Do not read too much into the title I chose for this post.  Biomarker results are obviously not inherently lies.  Unlike toxicology, they give us an actual measure of the effect a real exposure has on a real person.  But like toxicology, we do not know exactly what the results mean in terms of disease risk, and it is a lie to claim otherwise.  Indeed, almost any press release about a short-term biomarker study will contain lies, because a press release is going to have to make overblown claims about the implications of the study to attract any attention.  Biomarker studies (done well and reported honestly) add to our total body of information, and so can add up to a lot of knowledge, but each result has extremely limited implications that, if reported honestly, would never be of interest to a newspaper.

Also, in a perfect world, we would be doing a lot more epidemiology of the biomarkers of tobacco/nicotine product use — that is, we would be doing long-term epidemiology (study of real disease outcomes) on people whose biomarkers have been measured to see which of those are really associated with eventual disease.  That would potentially be very useful (which is why I have been pushing the players who could actually make it happen to initiate it) but the payoff is far in the future.

So, to turn this background back to the case at hand:  Gratziou et al. measured a very short-term biomarker.  They had someone puff on an e-cigarette a few times and measured airway resistance.  Even ignoring the details of what they did, reported, and claimed, this tells us very little.  In particular, it does not support the lie that they led their press release with (emphasis added):

New research has shown that despite electronic cigarettes being marketed as a potentially safer alternative to normal cigarettes, they are still causing harm to the lungs.

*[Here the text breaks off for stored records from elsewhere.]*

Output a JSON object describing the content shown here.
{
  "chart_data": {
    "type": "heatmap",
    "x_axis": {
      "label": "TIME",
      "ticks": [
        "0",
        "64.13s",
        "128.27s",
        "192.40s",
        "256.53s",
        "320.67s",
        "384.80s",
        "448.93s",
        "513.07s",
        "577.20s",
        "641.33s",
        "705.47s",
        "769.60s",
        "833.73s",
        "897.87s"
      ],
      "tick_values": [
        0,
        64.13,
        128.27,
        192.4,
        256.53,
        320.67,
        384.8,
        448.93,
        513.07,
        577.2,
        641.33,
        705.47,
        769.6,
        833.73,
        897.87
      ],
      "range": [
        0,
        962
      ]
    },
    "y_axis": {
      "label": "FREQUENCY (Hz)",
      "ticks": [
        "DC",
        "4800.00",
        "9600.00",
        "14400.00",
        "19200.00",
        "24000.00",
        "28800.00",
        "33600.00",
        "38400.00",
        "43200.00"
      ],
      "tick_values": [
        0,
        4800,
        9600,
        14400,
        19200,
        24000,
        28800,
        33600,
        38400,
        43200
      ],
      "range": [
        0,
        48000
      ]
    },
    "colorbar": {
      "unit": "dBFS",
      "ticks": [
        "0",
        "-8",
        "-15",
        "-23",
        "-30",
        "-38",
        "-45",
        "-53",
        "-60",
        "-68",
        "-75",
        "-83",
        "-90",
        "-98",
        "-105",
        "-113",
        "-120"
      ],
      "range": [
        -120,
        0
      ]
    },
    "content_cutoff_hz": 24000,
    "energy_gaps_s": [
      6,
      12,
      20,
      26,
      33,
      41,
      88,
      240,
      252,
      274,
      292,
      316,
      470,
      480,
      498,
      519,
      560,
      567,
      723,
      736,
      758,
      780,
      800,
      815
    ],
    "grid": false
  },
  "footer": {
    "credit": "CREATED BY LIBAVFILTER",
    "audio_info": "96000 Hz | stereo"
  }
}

No such claim can be made about these results.  Whatever the possible value of an acute (very-short-term) biomarker, it is difficult to extrapolate that to actual disease (or even “harm”, which can only be interpreted as a change that increases the risk of eventual disease).  It could be that a lifetime of vaping does increase the risk of lung disease, but there is nothing this study could have found — short of catastrophic problems that we already know do not occur — that would have shown that.  Similarly, if the study had found no measurable change, it would have contributed almost nothing to our confidence that vaping does not hurt the lungs in the long run.

A better biomarker study like the one I suggested a few paragraphs back would tell us more, but measuring immediate impacts tells us very little unless they are truly disastrous (which these were not).  We need to encourage the researchers who are really trying to learn something useful to do the more useful biomarker studies on experienced vapers compared to non-users, rather than just the quickie lab encounters which are cheap and easy (and which tell us something we can add to our body of knowledge, but not much).  These will still only be biomarker studies, not full-on epidemiology, but they can be done now and they will tell us a bit more that is epidemiology-like.

Of course, this was all a long way of getting to the point that other commentators (see my link from yesterday’s post for a good one) led with:  The study did not demonstrate any harm to the lungs.  But I think there is some added value in showing the intermediate steps, as it were, when pointing out why something was a lie.

The research was incapable of producing any terribly useful information, but it could have been a slightly useful contribution to our overall understanding if it had been honestly analyzed and reported.  But it was not, and so it contributed only to misunderstanding.  More on why the reporting itself (even apart from the simple lies) was dishonest as this series continues.

…to be continued…